As a rule, Israeli ganenets have never met a fire hazard they didn’t like.
Whether it’s the ubiquitous ooltra with the electric cord lying right where the kids can trip on it or the sparklers which the kids are supposed to hold at their birthday parties (!!), these ganenets do everything in their power to show their disdain for basic fire safety.
But at this evening’s Chanukah party, the ganenet took things to a whole new level.
The performance began innocently enough. Each child was given an oversized wooden block covered in gold paper, and they then built a giant chanukiyah out of the blocks.
Now, before any of you interrupt and say that “Building a Chanukiyah Out of Wooden Blocks” is a standard element of gan parties (along with the Giant Draidel Piñata), let me explain that this chanukiyah was different.

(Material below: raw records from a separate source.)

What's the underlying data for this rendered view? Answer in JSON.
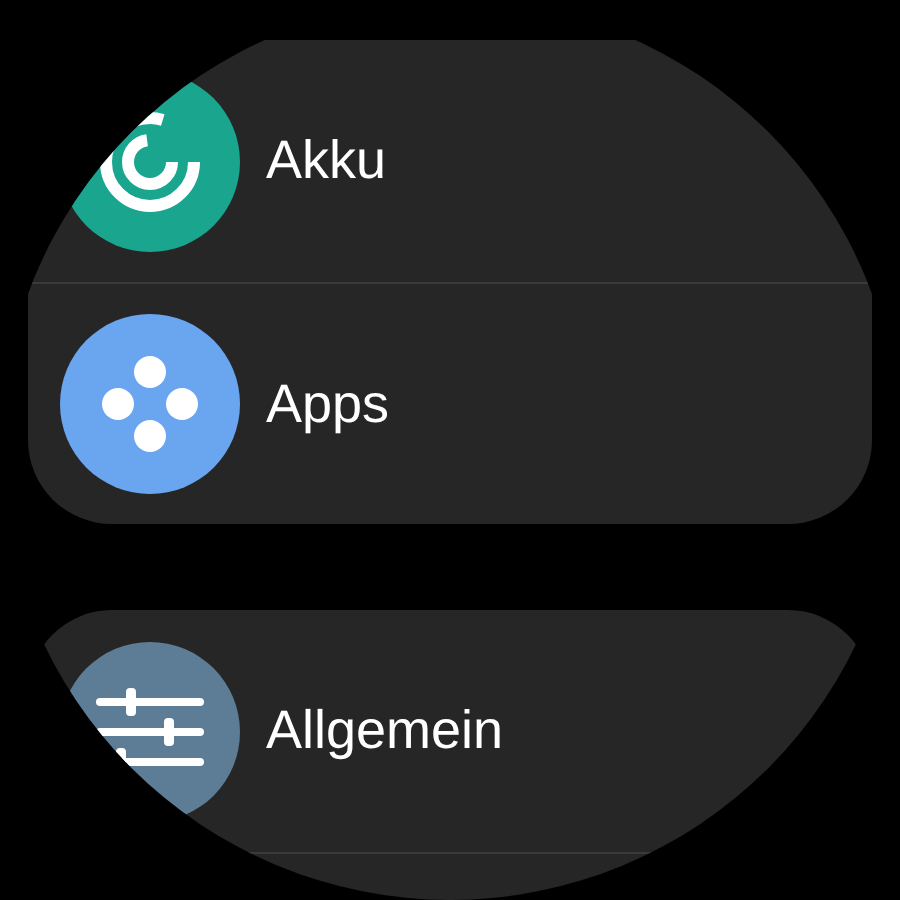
{
  "groups": [
    {
      "items": [
        {
          "label": "Akku",
          "kind": "battery",
          "color": "#1aa58f"
        },
        {
          "label": "Apps",
          "kind": "apps",
          "color": "#6aa6f0"
        }
      ]
    },
    {
      "items": [
        {
          "label": "Allgemein",
          "kind": "general",
          "color": "#5d7d96"
        }
      ]
    }
  ]
}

Instead of placing the blocks on the floor in a single layer, the kids built up. In other words, the chanukiyah was over a meter high. And since the blocks were not uniformly sized, the top layer was far from level.

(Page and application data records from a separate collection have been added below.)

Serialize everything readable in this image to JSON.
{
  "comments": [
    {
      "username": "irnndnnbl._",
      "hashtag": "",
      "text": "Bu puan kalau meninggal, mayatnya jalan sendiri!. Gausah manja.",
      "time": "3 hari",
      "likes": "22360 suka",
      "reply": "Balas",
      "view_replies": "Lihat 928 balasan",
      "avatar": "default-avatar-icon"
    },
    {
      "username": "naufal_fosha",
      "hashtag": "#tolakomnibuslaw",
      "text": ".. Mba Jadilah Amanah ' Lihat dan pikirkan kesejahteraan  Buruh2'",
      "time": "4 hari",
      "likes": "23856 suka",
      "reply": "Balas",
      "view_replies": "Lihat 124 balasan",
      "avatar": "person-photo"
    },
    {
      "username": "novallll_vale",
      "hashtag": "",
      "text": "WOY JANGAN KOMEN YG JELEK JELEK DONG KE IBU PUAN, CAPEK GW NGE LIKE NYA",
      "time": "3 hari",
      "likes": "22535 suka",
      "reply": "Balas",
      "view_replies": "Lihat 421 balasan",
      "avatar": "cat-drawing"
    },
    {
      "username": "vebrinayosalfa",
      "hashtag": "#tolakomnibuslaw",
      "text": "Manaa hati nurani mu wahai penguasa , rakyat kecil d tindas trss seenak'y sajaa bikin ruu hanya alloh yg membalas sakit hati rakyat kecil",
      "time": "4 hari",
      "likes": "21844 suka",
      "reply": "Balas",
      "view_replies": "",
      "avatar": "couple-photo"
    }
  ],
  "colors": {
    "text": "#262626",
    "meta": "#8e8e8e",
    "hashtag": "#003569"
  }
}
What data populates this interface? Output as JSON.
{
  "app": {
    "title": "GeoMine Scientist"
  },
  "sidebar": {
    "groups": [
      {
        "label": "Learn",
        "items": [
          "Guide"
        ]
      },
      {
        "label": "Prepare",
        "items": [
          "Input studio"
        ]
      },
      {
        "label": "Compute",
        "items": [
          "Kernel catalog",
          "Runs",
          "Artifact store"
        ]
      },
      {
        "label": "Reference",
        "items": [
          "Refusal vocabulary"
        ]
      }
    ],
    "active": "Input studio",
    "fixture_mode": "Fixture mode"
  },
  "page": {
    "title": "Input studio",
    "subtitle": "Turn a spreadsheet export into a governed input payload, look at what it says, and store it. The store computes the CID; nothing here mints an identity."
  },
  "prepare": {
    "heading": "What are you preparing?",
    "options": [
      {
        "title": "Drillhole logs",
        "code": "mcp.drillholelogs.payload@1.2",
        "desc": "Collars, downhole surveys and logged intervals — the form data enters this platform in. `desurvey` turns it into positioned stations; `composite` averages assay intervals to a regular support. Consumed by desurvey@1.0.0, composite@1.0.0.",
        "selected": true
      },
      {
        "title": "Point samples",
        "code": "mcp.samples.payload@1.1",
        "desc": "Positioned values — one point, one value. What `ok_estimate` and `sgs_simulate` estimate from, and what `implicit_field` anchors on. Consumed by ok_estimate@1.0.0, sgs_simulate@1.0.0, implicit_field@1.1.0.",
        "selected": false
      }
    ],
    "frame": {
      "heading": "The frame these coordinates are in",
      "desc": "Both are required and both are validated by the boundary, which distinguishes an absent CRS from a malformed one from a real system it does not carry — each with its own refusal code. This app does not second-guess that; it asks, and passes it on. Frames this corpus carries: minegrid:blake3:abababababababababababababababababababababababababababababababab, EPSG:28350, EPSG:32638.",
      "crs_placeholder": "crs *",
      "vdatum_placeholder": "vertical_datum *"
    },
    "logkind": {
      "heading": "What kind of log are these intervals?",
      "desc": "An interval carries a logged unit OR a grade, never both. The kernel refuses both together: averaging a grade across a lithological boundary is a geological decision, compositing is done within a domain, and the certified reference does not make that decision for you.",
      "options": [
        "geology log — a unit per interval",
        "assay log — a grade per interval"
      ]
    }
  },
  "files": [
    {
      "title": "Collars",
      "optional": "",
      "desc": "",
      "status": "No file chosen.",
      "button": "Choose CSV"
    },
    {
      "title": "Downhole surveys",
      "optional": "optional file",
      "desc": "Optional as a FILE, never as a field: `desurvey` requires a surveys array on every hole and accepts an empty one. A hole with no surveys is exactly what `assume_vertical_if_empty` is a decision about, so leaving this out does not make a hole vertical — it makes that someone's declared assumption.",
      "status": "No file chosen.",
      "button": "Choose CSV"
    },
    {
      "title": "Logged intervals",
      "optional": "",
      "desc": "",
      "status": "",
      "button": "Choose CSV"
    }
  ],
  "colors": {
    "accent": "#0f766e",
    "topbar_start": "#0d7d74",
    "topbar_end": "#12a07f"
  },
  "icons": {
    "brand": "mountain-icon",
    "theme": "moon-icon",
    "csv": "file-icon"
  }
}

When the kids were finished, the ganenet put nine (i.e. 8 plus 1 for the shamash) glass bottles each filled with water, olive oil, and floating wicks – on top of the very rickety, wooden structure*.
She then lit the “candles”, and the kids stood around and waved colored paper streamers not too far from the dancing flames.
Apparently, I wasn’t the only one who was nervous, because one of the kids shouted out, “Zeh me’od mesukan!” (“That’s very dangerous!”)
Yet the ganenet merely smiled.
She knew that the laws of physics don’t apply when it comes to gan parties…
* Sorry, no pictures. Our camera’s battery died soon after I arrived at the party.